EXERCISE AIM>
Pull out every line below holding the word "ppal".

EXCERPTED DATA>
⁂
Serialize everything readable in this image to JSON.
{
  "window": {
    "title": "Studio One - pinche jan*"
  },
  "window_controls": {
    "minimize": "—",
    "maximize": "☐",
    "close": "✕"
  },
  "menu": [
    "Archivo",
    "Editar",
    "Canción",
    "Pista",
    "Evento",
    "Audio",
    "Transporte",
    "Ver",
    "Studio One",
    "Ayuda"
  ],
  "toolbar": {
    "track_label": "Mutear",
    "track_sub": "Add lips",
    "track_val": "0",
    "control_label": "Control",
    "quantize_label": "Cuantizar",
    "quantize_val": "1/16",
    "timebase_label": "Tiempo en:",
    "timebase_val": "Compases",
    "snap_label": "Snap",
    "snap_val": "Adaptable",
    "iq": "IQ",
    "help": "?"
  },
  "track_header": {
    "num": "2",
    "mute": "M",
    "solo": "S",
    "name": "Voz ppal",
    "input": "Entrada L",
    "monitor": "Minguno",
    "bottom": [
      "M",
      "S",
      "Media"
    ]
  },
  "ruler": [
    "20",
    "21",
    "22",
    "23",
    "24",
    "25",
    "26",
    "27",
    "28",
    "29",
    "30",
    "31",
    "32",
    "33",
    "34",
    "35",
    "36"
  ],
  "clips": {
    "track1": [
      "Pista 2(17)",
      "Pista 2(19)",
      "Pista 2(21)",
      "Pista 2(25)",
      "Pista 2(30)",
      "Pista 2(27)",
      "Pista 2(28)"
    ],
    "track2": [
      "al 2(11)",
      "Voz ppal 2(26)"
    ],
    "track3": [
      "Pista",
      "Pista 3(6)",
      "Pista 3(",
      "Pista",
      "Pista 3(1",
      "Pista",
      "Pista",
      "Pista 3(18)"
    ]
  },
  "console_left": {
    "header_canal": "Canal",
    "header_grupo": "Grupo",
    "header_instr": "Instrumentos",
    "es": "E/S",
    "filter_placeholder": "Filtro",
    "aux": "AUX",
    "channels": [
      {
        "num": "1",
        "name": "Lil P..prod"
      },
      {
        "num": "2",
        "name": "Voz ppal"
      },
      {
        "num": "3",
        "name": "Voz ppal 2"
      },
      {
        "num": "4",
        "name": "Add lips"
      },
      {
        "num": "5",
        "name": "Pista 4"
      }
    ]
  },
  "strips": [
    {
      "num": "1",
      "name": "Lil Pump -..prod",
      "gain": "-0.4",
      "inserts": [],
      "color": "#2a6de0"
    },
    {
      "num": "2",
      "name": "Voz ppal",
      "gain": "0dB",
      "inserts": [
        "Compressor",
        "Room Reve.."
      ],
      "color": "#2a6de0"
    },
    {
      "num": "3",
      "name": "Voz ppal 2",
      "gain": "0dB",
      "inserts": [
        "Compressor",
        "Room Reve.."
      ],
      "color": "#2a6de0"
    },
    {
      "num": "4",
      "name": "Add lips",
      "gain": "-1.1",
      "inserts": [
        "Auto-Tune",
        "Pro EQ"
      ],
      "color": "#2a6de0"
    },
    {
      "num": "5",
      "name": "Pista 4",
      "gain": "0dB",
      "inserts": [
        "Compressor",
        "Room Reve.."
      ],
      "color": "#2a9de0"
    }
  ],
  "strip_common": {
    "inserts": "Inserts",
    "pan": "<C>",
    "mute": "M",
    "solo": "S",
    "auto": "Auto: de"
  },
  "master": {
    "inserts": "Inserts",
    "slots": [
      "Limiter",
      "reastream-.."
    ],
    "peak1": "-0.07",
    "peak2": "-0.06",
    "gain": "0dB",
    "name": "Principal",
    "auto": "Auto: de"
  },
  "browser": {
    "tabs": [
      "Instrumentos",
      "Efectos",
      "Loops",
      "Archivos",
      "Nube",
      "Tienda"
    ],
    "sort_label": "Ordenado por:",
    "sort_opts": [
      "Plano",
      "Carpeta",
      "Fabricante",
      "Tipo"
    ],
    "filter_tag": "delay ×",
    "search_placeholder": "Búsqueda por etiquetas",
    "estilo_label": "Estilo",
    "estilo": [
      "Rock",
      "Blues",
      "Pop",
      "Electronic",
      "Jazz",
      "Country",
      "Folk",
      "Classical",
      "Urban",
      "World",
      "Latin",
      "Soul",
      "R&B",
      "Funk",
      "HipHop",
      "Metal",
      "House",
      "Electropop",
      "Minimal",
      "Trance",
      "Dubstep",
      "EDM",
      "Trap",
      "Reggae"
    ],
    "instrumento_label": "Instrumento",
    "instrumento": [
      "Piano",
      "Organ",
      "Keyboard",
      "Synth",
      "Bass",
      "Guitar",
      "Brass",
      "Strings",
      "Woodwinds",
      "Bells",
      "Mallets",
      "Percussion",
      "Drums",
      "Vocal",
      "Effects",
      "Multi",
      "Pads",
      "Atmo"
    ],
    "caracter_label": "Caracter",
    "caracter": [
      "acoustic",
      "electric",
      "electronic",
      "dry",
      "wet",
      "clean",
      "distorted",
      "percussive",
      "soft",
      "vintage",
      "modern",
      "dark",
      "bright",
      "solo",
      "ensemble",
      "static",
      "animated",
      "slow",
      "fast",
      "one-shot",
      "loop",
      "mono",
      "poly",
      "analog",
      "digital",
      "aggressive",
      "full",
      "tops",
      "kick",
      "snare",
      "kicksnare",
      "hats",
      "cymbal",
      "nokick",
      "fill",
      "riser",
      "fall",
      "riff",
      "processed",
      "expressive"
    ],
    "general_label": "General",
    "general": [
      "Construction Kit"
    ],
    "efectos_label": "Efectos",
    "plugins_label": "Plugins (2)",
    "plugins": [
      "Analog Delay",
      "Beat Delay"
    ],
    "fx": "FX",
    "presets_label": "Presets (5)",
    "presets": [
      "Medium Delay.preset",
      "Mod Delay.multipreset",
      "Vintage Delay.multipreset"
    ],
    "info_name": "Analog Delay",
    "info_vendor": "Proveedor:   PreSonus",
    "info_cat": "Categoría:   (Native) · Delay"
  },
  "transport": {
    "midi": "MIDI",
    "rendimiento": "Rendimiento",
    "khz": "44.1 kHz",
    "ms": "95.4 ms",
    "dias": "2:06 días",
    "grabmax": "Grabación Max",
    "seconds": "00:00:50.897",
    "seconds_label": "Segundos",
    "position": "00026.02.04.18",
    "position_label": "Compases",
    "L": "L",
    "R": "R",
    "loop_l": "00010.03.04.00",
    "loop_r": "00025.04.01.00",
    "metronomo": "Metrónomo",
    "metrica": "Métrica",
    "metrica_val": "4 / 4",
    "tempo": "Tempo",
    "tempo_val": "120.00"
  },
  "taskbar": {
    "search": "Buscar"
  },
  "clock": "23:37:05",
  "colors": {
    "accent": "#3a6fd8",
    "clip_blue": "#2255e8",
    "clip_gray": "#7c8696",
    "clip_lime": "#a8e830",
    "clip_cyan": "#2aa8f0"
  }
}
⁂
EXERCISE RESULT>
    "name": "Voz ppal",
      "Voz ppal 2(26)"
        "name": "Voz ppal"
        "name": "Voz ppal 2"
      "name": "Voz ppal",
      "name": "Voz ppal 2",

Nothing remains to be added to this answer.